Data records for software interfaces
+===+
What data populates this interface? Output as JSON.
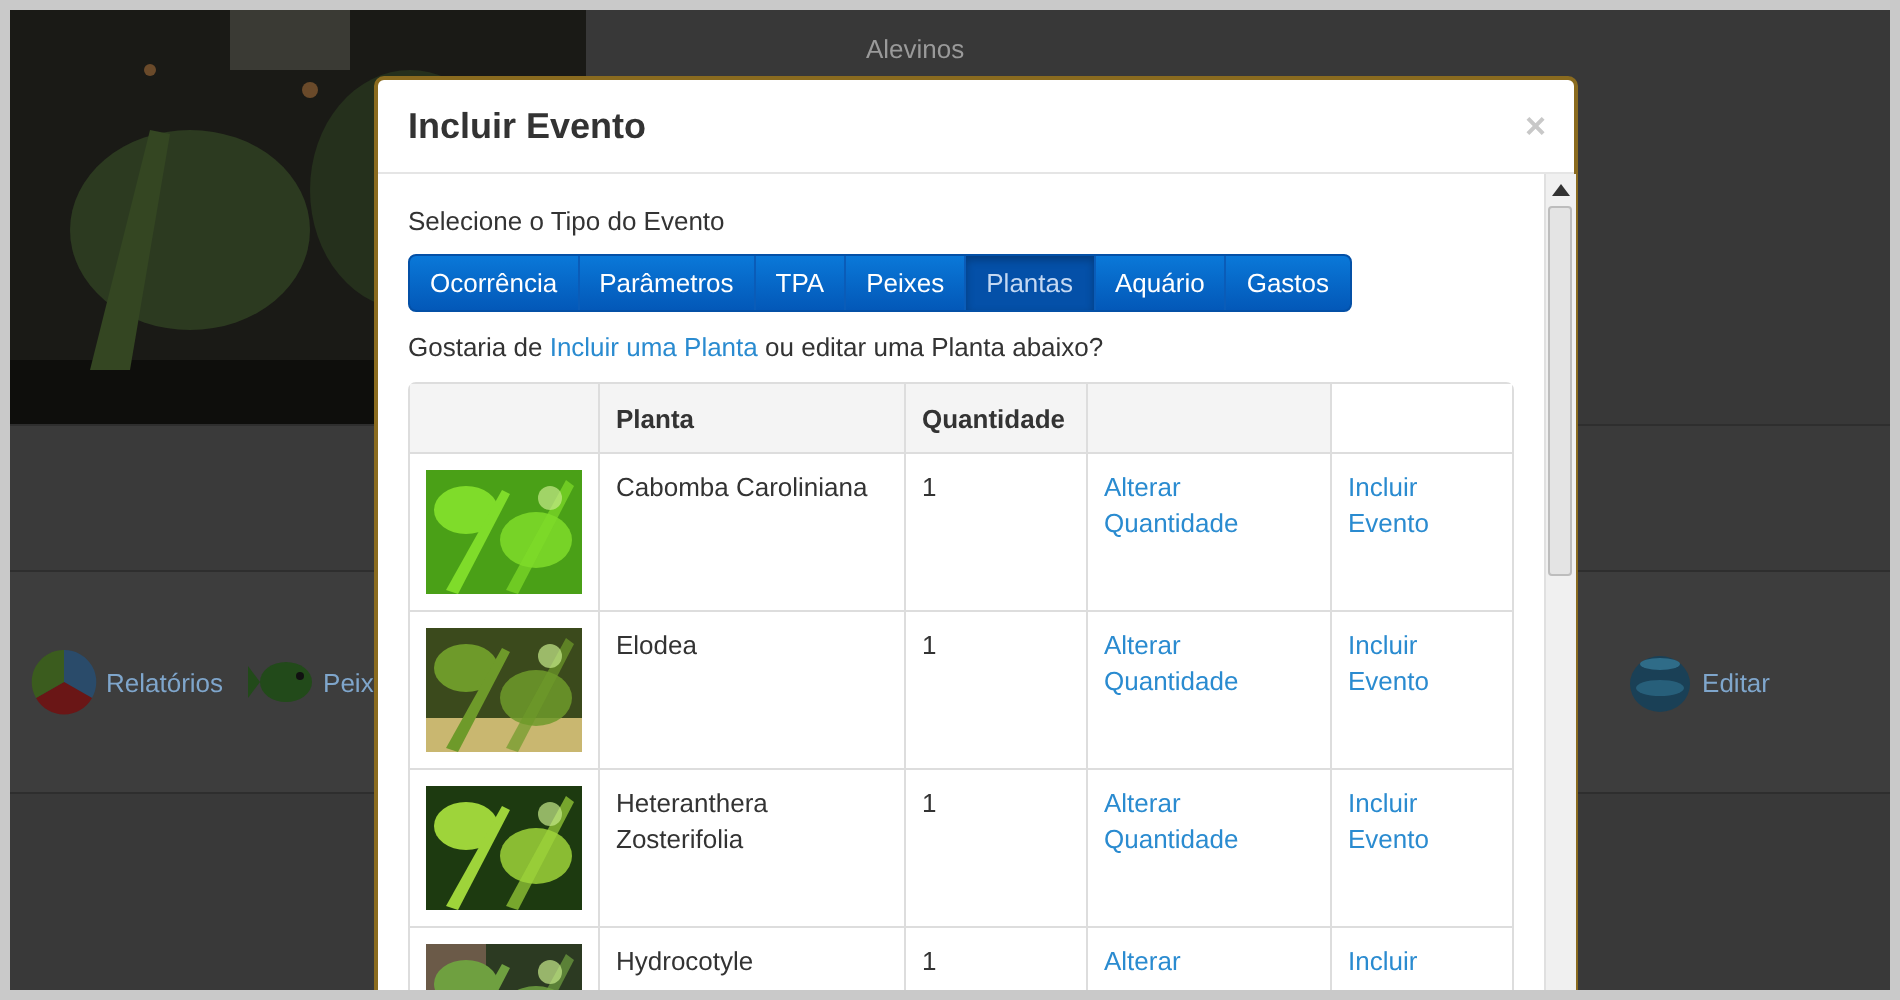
{
  "background_page": {
    "details": [
      {
        "value": "Alevinos"
      }
    ],
    "toolbar_left": [
      {
        "kind": "chart",
        "label": "Relatórios"
      },
      {
        "kind": "fish",
        "label": "Peix"
      }
    ],
    "toolbar_right": [
      {
        "kind": "bowl",
        "label": "Editar"
      }
    ]
  },
  "modal": {
    "title": "Incluir Evento",
    "close": "×",
    "prompt": "Selecione o Tipo do Evento",
    "tabs": [
      {
        "label": "Ocorrência",
        "selected": false
      },
      {
        "label": "Parâmetros",
        "selected": false
      },
      {
        "label": "TPA",
        "selected": false
      },
      {
        "label": "Peixes",
        "selected": false
      },
      {
        "label": "Plantas",
        "selected": true
      },
      {
        "label": "Aquário",
        "selected": false
      },
      {
        "label": "Gastos",
        "selected": false
      }
    ],
    "question": {
      "before": "Gostaria de",
      "link": "Incluir uma Planta",
      "after": "ou editar uma Planta abaixo?"
    },
    "table": {
      "columns": [
        "Planta",
        "Quantidade"
      ],
      "rows": [
        {
          "plant": "Cabomba Caroliniana",
          "quantity": "1",
          "action_1": "Alterar Quantidade",
          "action_2": "Incluir Evento"
        },
        {
          "plant": "Elodea",
          "quantity": "1",
          "action_1": "Alterar Quantidade",
          "action_2": "Incluir Evento"
        },
        {
          "plant": "Heteranthera Zosterifolia",
          "quantity": "1",
          "action_1": "Alterar Quantidade",
          "action_2": "Incluir Evento"
        },
        {
          "plant": "Hydrocotyle",
          "quantity": "1",
          "action_1": "Alterar",
          "action_2": "Incluir"
        }
      ]
    }
  }
}
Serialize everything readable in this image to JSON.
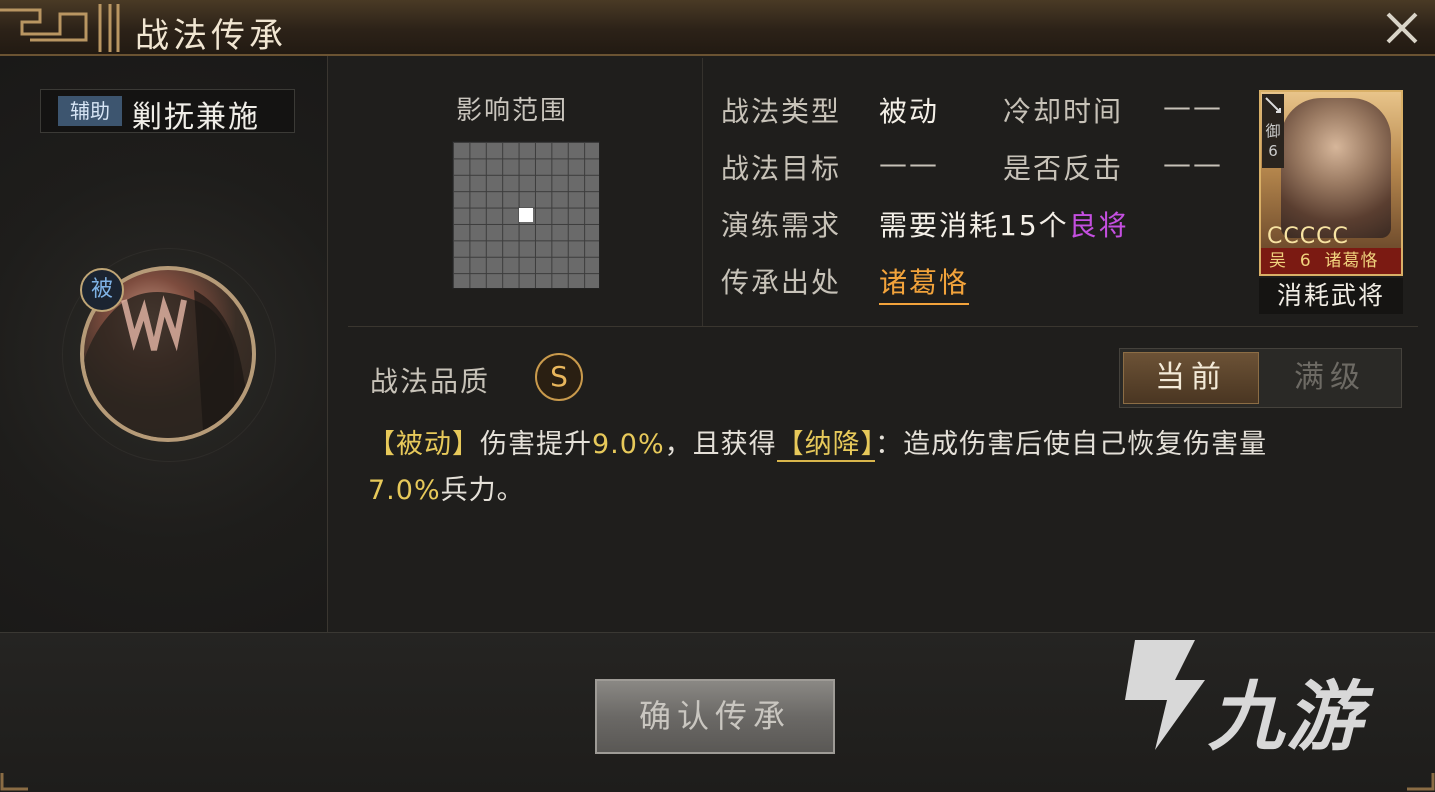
{
  "window": {
    "title": "战法传承"
  },
  "skill": {
    "category_badge": "辅助",
    "name": "剿抚兼施",
    "passive_mark": "被"
  },
  "range": {
    "label": "影响范围",
    "grid_size": 9,
    "highlight_cell": [
      5,
      5
    ]
  },
  "info": {
    "type_label": "战法类型",
    "type_value": "被动",
    "cooldown_label": "冷却时间",
    "cooldown_value": "——",
    "target_label": "战法目标",
    "target_value": "——",
    "counter_label": "是否反击",
    "counter_value": "——",
    "requirement_label": "演练需求",
    "requirement_prefix": "需要消耗",
    "requirement_count": "15",
    "requirement_unit": "个",
    "requirement_quality": "良将",
    "source_label": "传承出处",
    "source_value": "诸葛恪"
  },
  "card": {
    "troop_type": "御",
    "troop_level": "6",
    "stars": "CCCCC",
    "faction": "吴",
    "cost": "6",
    "name": "诸葛恪",
    "label": "消耗武将"
  },
  "quality": {
    "label": "战法品质",
    "grade": "S"
  },
  "tabs": {
    "current": "当前",
    "max": "满级"
  },
  "description": {
    "tag1": "【被动】",
    "text1": "伤害提升",
    "value1": "9.0%",
    "text2": "，且获得",
    "tag2": "【纳降】",
    "text3": "：造成伤害后使自己恢复伤害量",
    "value2": "7.0%",
    "text4": "兵力。"
  },
  "footer": {
    "confirm_label": "确认传承"
  },
  "watermark": {
    "text": "九游"
  },
  "colors": {
    "accent_orange": "#f2a33b",
    "accent_purple": "#c44fe0",
    "accent_gold": "#e7c95a",
    "badge_blue": "#3d556f"
  }
}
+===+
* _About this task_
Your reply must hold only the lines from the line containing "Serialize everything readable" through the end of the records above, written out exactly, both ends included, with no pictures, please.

* _The completed task_
Serialize everything readable in this image to JSON.
{
  "window": {
    "title": "战法传承"
  },
  "skill": {
    "category_badge": "辅助",
    "name": "剿抚兼施",
    "passive_mark": "被"
  },
  "range": {
    "label": "影响范围",
    "grid_size": 9,
    "highlight_cell": [
      5,
      5
    ]
  },
  "info": {
    "type_label": "战法类型",
    "type_value": "被动",
    "cooldown_label": "冷却时间",
    "cooldown_value": "——",
    "target_label": "战法目标",
    "target_value": "——",
    "counter_label": "是否反击",
    "counter_value": "——",
    "requirement_label": "演练需求",
    "requirement_prefix": "需要消耗",
    "requirement_count": "15",
    "requirement_unit": "个",
    "requirement_quality": "良将",
    "source_label": "传承出处",
    "source_value": "诸葛恪"
  },
  "card": {
    "troop_type": "御",
    "troop_level": "6",
    "stars": "CCCCC",
    "faction": "吴",
    "cost": "6",
    "name": "诸葛恪",
    "label": "消耗武将"
  },
  "quality": {
    "label": "战法品质",
    "grade": "S"
  },
  "tabs": {
    "current": "当前",
    "max": "满级"
  },
  "description": {
    "tag1": "【被动】",
    "text1": "伤害提升",
    "value1": "9.0%",
    "text2": "，且获得",
    "tag2": "【纳降】",
    "text3": "：造成伤害后使自己恢复伤害量",
    "value2": "7.0%",
    "text4": "兵力。"
  },
  "footer": {
    "confirm_label": "确认传承"
  },
  "watermark": {
    "text": "九游"
  },
  "colors": {
    "accent_orange": "#f2a33b",
    "accent_purple": "#c44fe0",
    "accent_gold": "#e7c95a",
    "badge_blue": "#3d556f"
  }
}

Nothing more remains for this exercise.